Students who are not engaging in these behaviors (e.g., wearing a mask) will be offered the opportunity to comply. If non-compliance continues, possible results include instructors asking the student to leave class and instructors dismissing the whole class. Students who do not comply with the required health behaviors are violating the University Code of Conduct and will be reported to the Dean of Students Office with sanctions ranging from educational requirements to dismissal from the university.

Any student who has substantial reason to believe that another person in a campus room (e.g., classroom) is threatening the safety of others by not complying (e.g., not properly wearing a mask) may leave the room without consequence. The student is encouraged to report the behavior to and discuss the next steps with their instructor. Students also have the option of reporting the behavior to the Office of the Student Rights and Responsibilities. See also Purdue University Bill of Student Rights

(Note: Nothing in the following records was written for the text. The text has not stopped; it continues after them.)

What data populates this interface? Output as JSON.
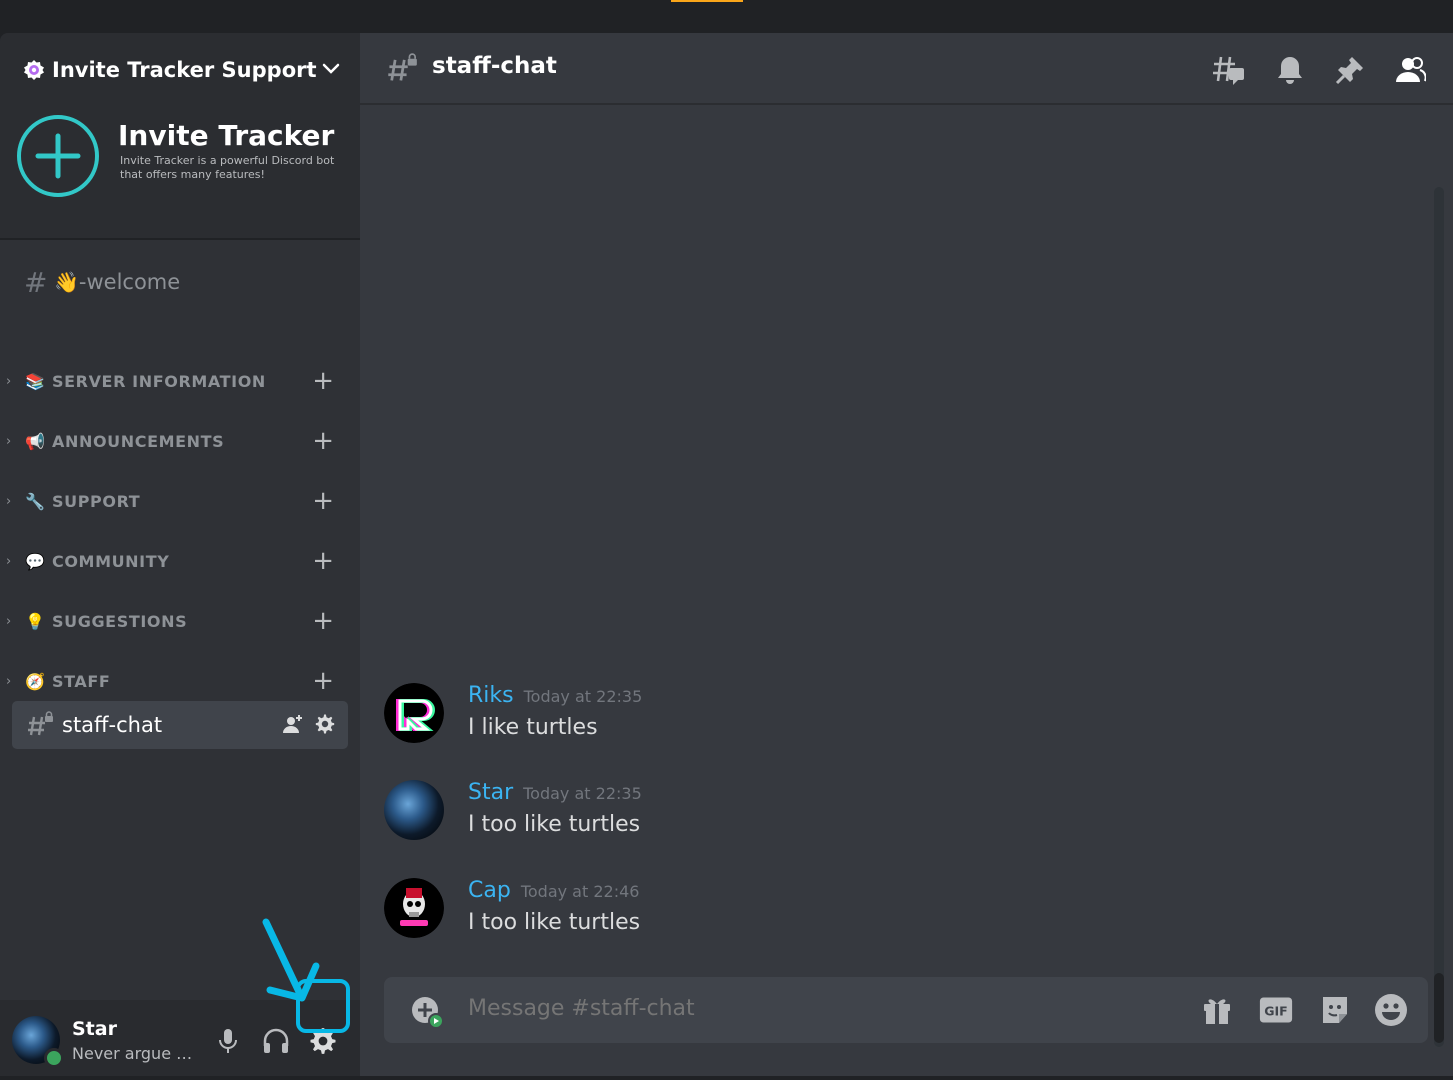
{
  "server": {
    "name": "Invite Tracker Support",
    "banner_title": "Invite Tracker",
    "banner_description": "Invite Tracker is a powerful Discord bot that offers many features!"
  },
  "channels": {
    "welcome": {
      "emoji": "👋",
      "name": "-welcome"
    },
    "categories": [
      {
        "emoji": "📚",
        "label": "SERVER INFORMATION"
      },
      {
        "emoji": "📢",
        "label": "ANNOUNCEMENTS"
      },
      {
        "emoji": "🔧",
        "label": "SUPPORT"
      },
      {
        "emoji": "💬",
        "label": "COMMUNITY"
      },
      {
        "emoji": "💡",
        "label": "SUGGESTIONS"
      },
      {
        "emoji": "🧭",
        "label": "STAFF"
      }
    ],
    "active": {
      "name": "staff-chat"
    }
  },
  "user": {
    "name": "Star",
    "status": "Never argue w..."
  },
  "main": {
    "channel_title": "staff-chat",
    "messages": [
      {
        "author": "Riks",
        "time": "Today at 22:35",
        "text": "I like turtles"
      },
      {
        "author": "Star",
        "time": "Today at 22:35",
        "text": "I too like turtles"
      },
      {
        "author": "Cap",
        "time": "Today at 22:46",
        "text": "I too like turtles"
      }
    ],
    "composer_placeholder": "Message #staff-chat",
    "gif_label": "GIF"
  },
  "colors": {
    "accent_highlight": "#08b8e6",
    "author_color": "#3bb4f2",
    "online_status": "#3ba55d"
  },
  "icons": {
    "header": [
      "threads-icon",
      "bell-icon",
      "pin-icon",
      "members-icon"
    ],
    "composer": [
      "gift-icon",
      "gif-icon",
      "sticker-icon",
      "emoji-icon"
    ],
    "user_controls": [
      "microphone-icon",
      "headphones-icon",
      "gear-icon"
    ]
  }
}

COVID-19 Policy
If you must quarantine or isolate at any point in time during the semester, please reach out to me via email so that we can communicate about how you can continue to learn remotely. Work with the Protect Purdue Health Center (PPHC) to get documentation and support, including access to an Academic Case Manager who can provide you with general guidelines/resources around communicating with your instructors, be available for academic support, and offer suggestions for how to be successful when learning remotely. Your Academic Case Manager can be reached at acmq@purdue.edu. Importantly, if you find yourself too sick to progress in the course, notify your academic case manager and notify me via email or Brightspace. We will make arrangements based on your particular situation. You can also contact the Office of the Dean of Students via email (odos@purdue.edu) or phone at 765-494-1747. Our course Brightspace includes a link to the Dean of Students under ‘Campus Resources.’
Related courses
  • Rajeev Alur's course at University of Pennsylvania on program verification, analysis and synthesis
  • Armando Solar-Lezamma's course at MIT on program synthesis
  • Isil Dillig's course at the University of Texas at Austin on decision procedures and program verification
  • Aarti Gupta's course at Princeton University on program verification and synthesis
  • Nadia Polikarpova's course at University of California at San Diego on program synthesis.
  • Emina Torlak's course at University of Washington on program verification and synthesis
  • Martin Vechev's course at ETH on program analysis and synthesis